Directed by Geoffrey Wright [Other horror films: N/A]
For a long time, this movie would always come to mind when I thought of my favorite post-Scream slashers, and while others that also made the list have dropped down in my appreciation (such as Urban Legend and Valentine), Cherry Falls is still a movie I have a decent amount of fun with.
Certainly the idea alone is worth it – a mysterious killer going around and killing only virgins. I think a decent amount more could have been down with this outline, and I don’t disagree with the idea that, more often than not, Cherry Falls fails to really follow through on the more potentially sleazy moments (though, to be fair, what post-Scream slashers didn’t?), but even so, the basic plot is fun.
What really adds to this is the mystery behind the killer. Past a certain point, it may be somewhat obvious who the killer is, but I definitely find the backstory quite compelling and pretty sympathetic, and brings to mind Hello Mary Lou: Prom Night II with a secret being held by some of the adults of the film. Somewhat related, I did feel somewhat sour about the conclusion, as the lie is continued as opposed to revealed, so not all is perfect.
Brittany Murphy (Deadline, Across the Hall, The Prophecy II, Something Wicked) isn’t a name I really know, but I do quite love her as the central character. She has a great look to her, and I find her spunky attitude admirable. Alas, she died young in 2009, which I find a shame. Playing her father is Michael Biehn (Aliens, The Seventh Sign, Bereavement, The Insatiable, Psych:9, She Rises), who may come across a bit generic at times, but he seems suitable enough, and I have no complaints.
Though he didn’t have a lot to do, I did find Keram Malicki-Sánchez’s (Texas Chainsaw 3D) performance pretty fun, and he seemed pretty chill with Brittany Murphy. Perhaps most enjoyable is mild-mannered teacher Jay Mohr (The Orchard), who I don’t know outside of this movie, but ends up being a lot of fun, and he comes across as one of those teachers and mentors that won’t soon be forgotten.
The violence throughout the film does feel a bit muted (in much the same way the nudity does – mean, seriously, during that giant “orgy,” there’s not one topless woman?), but because the mystery and characters are all pretty solid, that doesn’t bother me as much as it did in films like Urban Legend or Valentine. Plus, Biehn’s awkward conversation with his daughter, Murphy, about whether or not she’s a virgin is so horrendous it makes up for any other faults the movie might have.

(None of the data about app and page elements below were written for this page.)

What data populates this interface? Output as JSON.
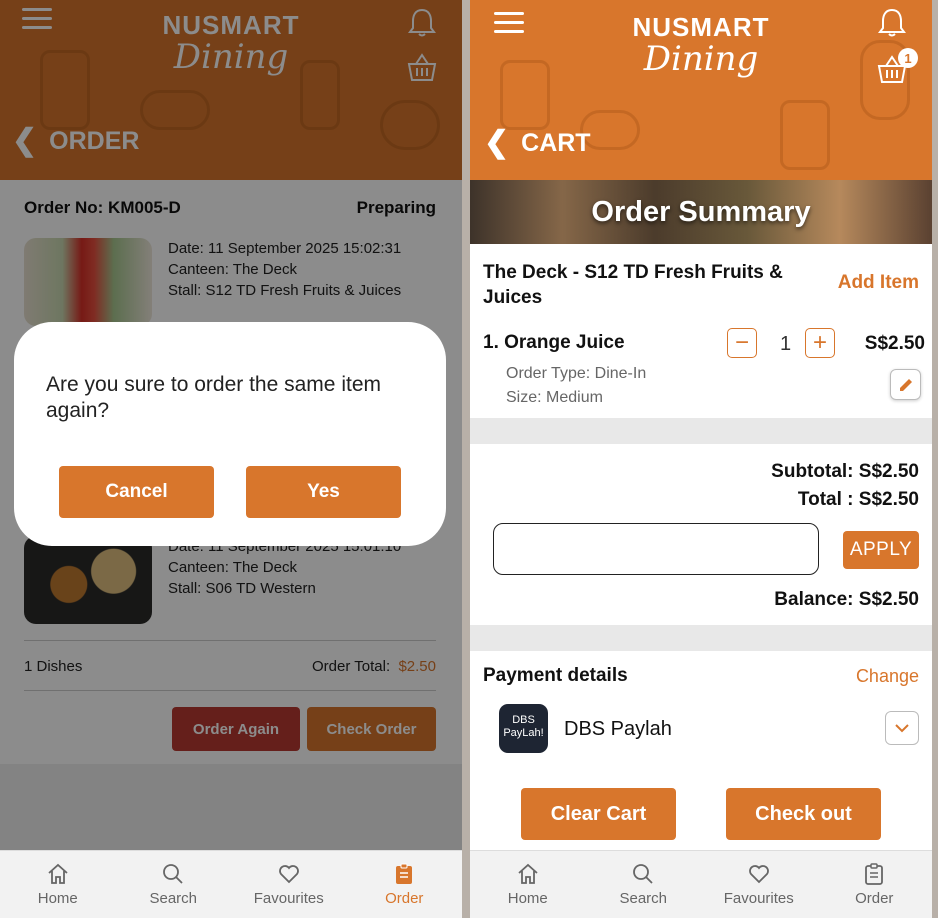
{
  "brand": {
    "name": "NUSMART",
    "sub": "Dining"
  },
  "left": {
    "title": "ORDER",
    "order_no": "Order No: KM005-D",
    "status": "Preparing",
    "items": [
      {
        "date": "Date: 11 September 2025 15:02:31",
        "canteen": "Canteen: The Deck",
        "stall": "Stall: S12 TD Fresh Fruits & Juices"
      },
      {
        "date": "Date: 11 September 2025 15:01:10",
        "canteen": "Canteen: The Deck",
        "stall": "Stall: S06 TD Western"
      }
    ],
    "dishes": "1 Dishes",
    "order_total_label": "Order Total:",
    "order_total_value": "$2.50",
    "order_again_label": "Order Again",
    "check_order_label": "Check Order",
    "dialog": {
      "message": "Are you sure to order the same item again?",
      "cancel_label": "Cancel",
      "yes_label": "Yes"
    }
  },
  "right": {
    "title": "CART",
    "cart_badge": "1",
    "banner_title": "Order Summary",
    "stall_name": "The Deck - S12 TD Fresh Fruits & Juices",
    "add_item_label": "Add Item",
    "item_name": "1. Orange Juice",
    "quantity": "1",
    "item_price": "S$2.50",
    "order_type": "Order Type: Dine-In",
    "size": "Size: Medium",
    "subtotal": "Subtotal: S$2.50",
    "total": "Total : S$2.50",
    "promo_placeholder": "",
    "apply_label": "APPLY",
    "balance": "Balance: S$2.50",
    "payment_title": "Payment details",
    "change_label": "Change",
    "payment_method": "DBS Paylah",
    "payment_logo_text": "DBS PayLah!",
    "clear_cart_label": "Clear Cart",
    "checkout_label": "Check out"
  },
  "tabs": [
    {
      "label": "Home",
      "icon": "home-icon"
    },
    {
      "label": "Search",
      "icon": "search-icon"
    },
    {
      "label": "Favourites",
      "icon": "heart-icon"
    },
    {
      "label": "Order",
      "icon": "clipboard-icon"
    }
  ],
  "colors": {
    "accent": "#d8762c",
    "order_again": "#b93a32",
    "overlay": "rgba(0,0,0,0.45)"
  }
}
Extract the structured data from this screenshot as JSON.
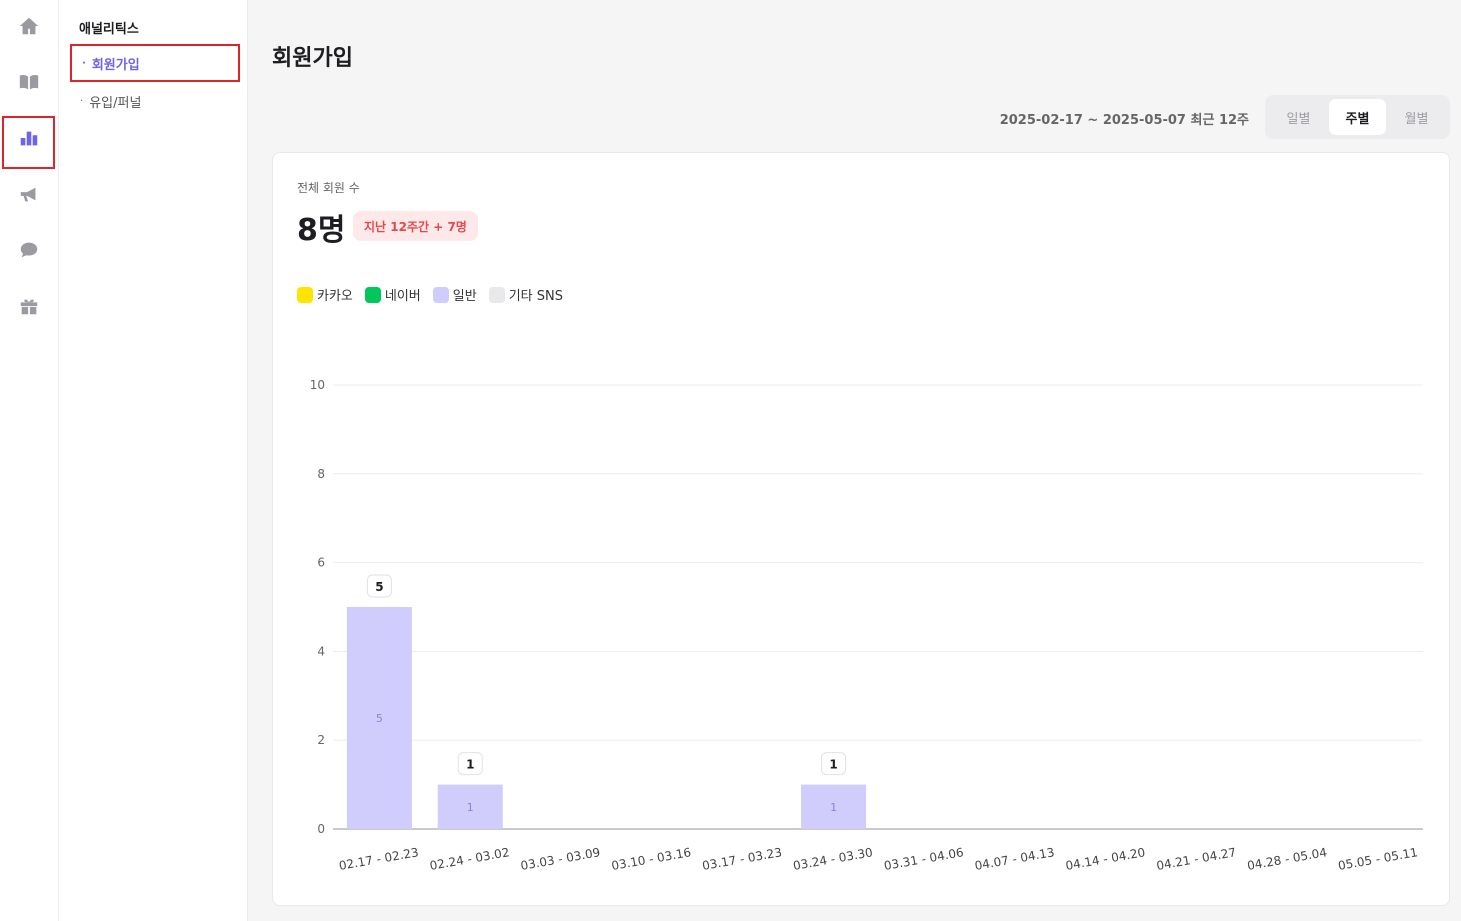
{
  "rail": {
    "items": [
      {
        "icon": "home-icon",
        "name": "rail-home"
      },
      {
        "icon": "book-icon",
        "name": "rail-book"
      },
      {
        "icon": "bar-chart-icon",
        "name": "rail-analytics",
        "active": true
      },
      {
        "icon": "megaphone-icon",
        "name": "rail-marketing"
      },
      {
        "icon": "chat-bubble-icon",
        "name": "rail-chat"
      },
      {
        "icon": "gift-icon",
        "name": "rail-gift"
      }
    ]
  },
  "subnav": {
    "title": "애널리틱스",
    "items": [
      {
        "label": "회원가입",
        "active": true
      },
      {
        "label": "유입/퍼널",
        "active": false
      }
    ]
  },
  "page": {
    "title": "회원가입",
    "range_text": "2025-02-17 ~ 2025-05-07 최근 12주"
  },
  "period_toggle": {
    "options": [
      "일별",
      "주별",
      "월별"
    ],
    "selected": "주별"
  },
  "card": {
    "label": "전체 회원 수",
    "total": "8명",
    "badge": "지난 12주간 + 7명"
  },
  "legend": [
    {
      "label": "카카오",
      "color": "#fee500"
    },
    {
      "label": "네이버",
      "color": "#03c75a"
    },
    {
      "label": "일반",
      "color": "#d0ccfb"
    },
    {
      "label": "기타 SNS",
      "color": "#e9e9ec"
    }
  ],
  "chart_data": {
    "type": "bar",
    "stacked": true,
    "categories": [
      "02.17 - 02.23",
      "02.24 - 03.02",
      "03.03 - 03.09",
      "03.10 - 03.16",
      "03.17 - 03.23",
      "03.24 - 03.30",
      "03.31 - 04.06",
      "04.07 - 04.13",
      "04.14 - 04.20",
      "04.21 - 04.27",
      "04.28 - 05.04",
      "05.05 - 05.11"
    ],
    "series": [
      {
        "name": "카카오",
        "color": "#fee500",
        "values": [
          0,
          0,
          0,
          0,
          0,
          0,
          0,
          0,
          0,
          0,
          0,
          0
        ]
      },
      {
        "name": "네이버",
        "color": "#03c75a",
        "values": [
          0,
          0,
          0,
          0,
          0,
          0,
          0,
          0,
          0,
          0,
          0,
          0
        ]
      },
      {
        "name": "일반",
        "color": "#d0ccfb",
        "values": [
          5,
          1,
          0,
          0,
          0,
          1,
          0,
          0,
          0,
          0,
          0,
          0
        ]
      },
      {
        "name": "기타 SNS",
        "color": "#e9e9ec",
        "values": [
          0,
          0,
          0,
          0,
          0,
          0,
          0,
          0,
          0,
          0,
          0,
          0
        ]
      }
    ],
    "ylim": [
      0,
      10
    ],
    "yticks": [
      0,
      2,
      4,
      6,
      8,
      10
    ],
    "grid": true,
    "legend_position": "top-left"
  }
}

Cherry Falls seems to have largely fallen under the radar as far as post-Scream slashers go, and I really think it’s a shame, as I certainly find aspects of it better than more well-known films such as the aforementioned Urban Legend and Valentine. Does Cherry Falls feel a little, for lack of a better word, cheap, at times? Maybe, but at least it’s fun, and save some complaints about the ending and that final befuddling scene of the waterfall, I’ve always enjoyed this, and likely will into the foreseeable future.
This is one of the films covered by Fight Evil’s podcast. Listen below as Chucky (@ChuckyFE) and I discuss Cherry Falls.